Canada is looking to win a seat on the UN Security Council as part of a move to renew its relationship with the world body, Prime Minister Justin Trudeau said today.
Trudeau shared a podium with UN Secretary General Ban Ki-moon as he spoke of his plans to rebuild Canadian ties to the organization.
The two men held talks on a number of issues at the start of Ban's short visit to Ottawa and Montreal.
"On the issue of the UN Security Council, I highlighted to the secretary general that part of Canada wishing to re-engage robustly with the United Nations and in multilateral engagement around the world includes looking towards a bid for the UN Security Council," Trudeau said.
"We're looking at a number of windows in the coming years.

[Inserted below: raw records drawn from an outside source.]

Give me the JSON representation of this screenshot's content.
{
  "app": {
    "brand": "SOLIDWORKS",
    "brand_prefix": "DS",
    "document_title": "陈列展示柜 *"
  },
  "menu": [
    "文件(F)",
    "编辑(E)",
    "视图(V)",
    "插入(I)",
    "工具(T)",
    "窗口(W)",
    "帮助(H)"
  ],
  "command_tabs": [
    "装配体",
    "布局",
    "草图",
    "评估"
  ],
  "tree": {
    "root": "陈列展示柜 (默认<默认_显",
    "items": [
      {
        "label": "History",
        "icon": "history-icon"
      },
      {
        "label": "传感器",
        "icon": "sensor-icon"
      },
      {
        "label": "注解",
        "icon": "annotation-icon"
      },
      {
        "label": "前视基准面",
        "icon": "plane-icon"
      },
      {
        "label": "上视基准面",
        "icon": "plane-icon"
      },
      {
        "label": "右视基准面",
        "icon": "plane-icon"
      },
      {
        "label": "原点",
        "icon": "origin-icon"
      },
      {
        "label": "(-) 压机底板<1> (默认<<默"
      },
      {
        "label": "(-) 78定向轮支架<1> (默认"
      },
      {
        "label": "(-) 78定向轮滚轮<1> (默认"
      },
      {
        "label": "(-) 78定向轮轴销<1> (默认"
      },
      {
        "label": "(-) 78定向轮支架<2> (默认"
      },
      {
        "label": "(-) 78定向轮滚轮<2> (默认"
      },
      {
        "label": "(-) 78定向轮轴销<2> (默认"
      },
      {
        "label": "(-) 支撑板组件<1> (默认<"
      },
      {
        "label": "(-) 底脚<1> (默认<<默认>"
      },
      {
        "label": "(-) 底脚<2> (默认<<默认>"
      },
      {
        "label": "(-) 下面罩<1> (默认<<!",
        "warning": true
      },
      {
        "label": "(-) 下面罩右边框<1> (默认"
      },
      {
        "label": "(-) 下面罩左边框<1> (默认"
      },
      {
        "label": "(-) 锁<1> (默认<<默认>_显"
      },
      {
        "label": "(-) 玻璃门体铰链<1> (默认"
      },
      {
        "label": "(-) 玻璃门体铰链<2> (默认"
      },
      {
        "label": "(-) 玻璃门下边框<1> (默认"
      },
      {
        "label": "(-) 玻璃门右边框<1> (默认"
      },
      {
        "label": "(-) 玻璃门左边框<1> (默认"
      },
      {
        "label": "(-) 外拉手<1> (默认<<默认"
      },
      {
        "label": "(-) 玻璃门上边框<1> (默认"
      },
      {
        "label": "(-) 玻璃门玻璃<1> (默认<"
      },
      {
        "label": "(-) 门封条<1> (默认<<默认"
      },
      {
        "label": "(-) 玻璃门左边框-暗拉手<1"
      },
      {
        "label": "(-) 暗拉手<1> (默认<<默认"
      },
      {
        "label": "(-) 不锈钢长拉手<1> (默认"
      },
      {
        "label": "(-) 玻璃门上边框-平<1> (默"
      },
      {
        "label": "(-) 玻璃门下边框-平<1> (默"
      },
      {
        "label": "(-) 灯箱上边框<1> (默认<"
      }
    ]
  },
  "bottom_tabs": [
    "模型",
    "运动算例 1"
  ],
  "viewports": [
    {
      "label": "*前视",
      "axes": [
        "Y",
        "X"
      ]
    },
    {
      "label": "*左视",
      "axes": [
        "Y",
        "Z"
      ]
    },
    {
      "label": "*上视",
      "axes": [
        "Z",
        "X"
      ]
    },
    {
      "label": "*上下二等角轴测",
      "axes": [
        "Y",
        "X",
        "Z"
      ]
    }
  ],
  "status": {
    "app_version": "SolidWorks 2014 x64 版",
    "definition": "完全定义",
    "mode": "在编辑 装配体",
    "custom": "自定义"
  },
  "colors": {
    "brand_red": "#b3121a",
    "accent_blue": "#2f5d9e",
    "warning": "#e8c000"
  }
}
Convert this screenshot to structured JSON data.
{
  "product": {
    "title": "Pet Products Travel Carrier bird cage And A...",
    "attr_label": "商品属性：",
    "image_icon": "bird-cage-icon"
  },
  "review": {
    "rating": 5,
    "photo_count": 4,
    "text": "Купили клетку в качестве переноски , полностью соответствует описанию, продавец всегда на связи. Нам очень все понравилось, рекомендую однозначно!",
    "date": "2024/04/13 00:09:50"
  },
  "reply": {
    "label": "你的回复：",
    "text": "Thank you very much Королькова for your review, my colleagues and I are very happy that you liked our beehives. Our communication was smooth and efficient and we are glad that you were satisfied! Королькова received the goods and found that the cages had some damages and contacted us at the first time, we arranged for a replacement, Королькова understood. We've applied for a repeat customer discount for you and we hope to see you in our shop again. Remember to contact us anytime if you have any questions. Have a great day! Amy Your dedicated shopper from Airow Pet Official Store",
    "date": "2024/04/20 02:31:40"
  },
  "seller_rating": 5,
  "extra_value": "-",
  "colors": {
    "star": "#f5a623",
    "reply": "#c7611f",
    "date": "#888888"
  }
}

We are going to evaluate the opportunities for Canada to mount a successful bid."
A return to the council would mark a major comeback for Canada, after the country finished an embarrassing third in 2010 during first-round voting in the General Assembly to fill council vacancies.
The 15-member council has five permanent members and 10 members elected by the assembly to two-year terms.
Ban says he welcomes Trudeau's plan to rebuild a robust relationship with the UN, saying Canada has a long and distinguished partnership with the organization.
The two men's talks covered issues ranging from climate change to the resettlement of Syrian refugees and Canada's return to major peacekeeping operations.
Trudeau said he told Ban that Canada wants to be involved as a peacemaker.
Canadian involvement to UN peacekeeping dwindled sharply in the Harper years as the military was enmeshed in Afghanistan.
That will change, Trudeau told Ban.
"I reiterated the commitment of our government to strengthen the UN's ability to maintain international peace and security, including by increasing support for peace operations and contributing more to mediation, conflict prevention and post-conflict reconstruction efforts."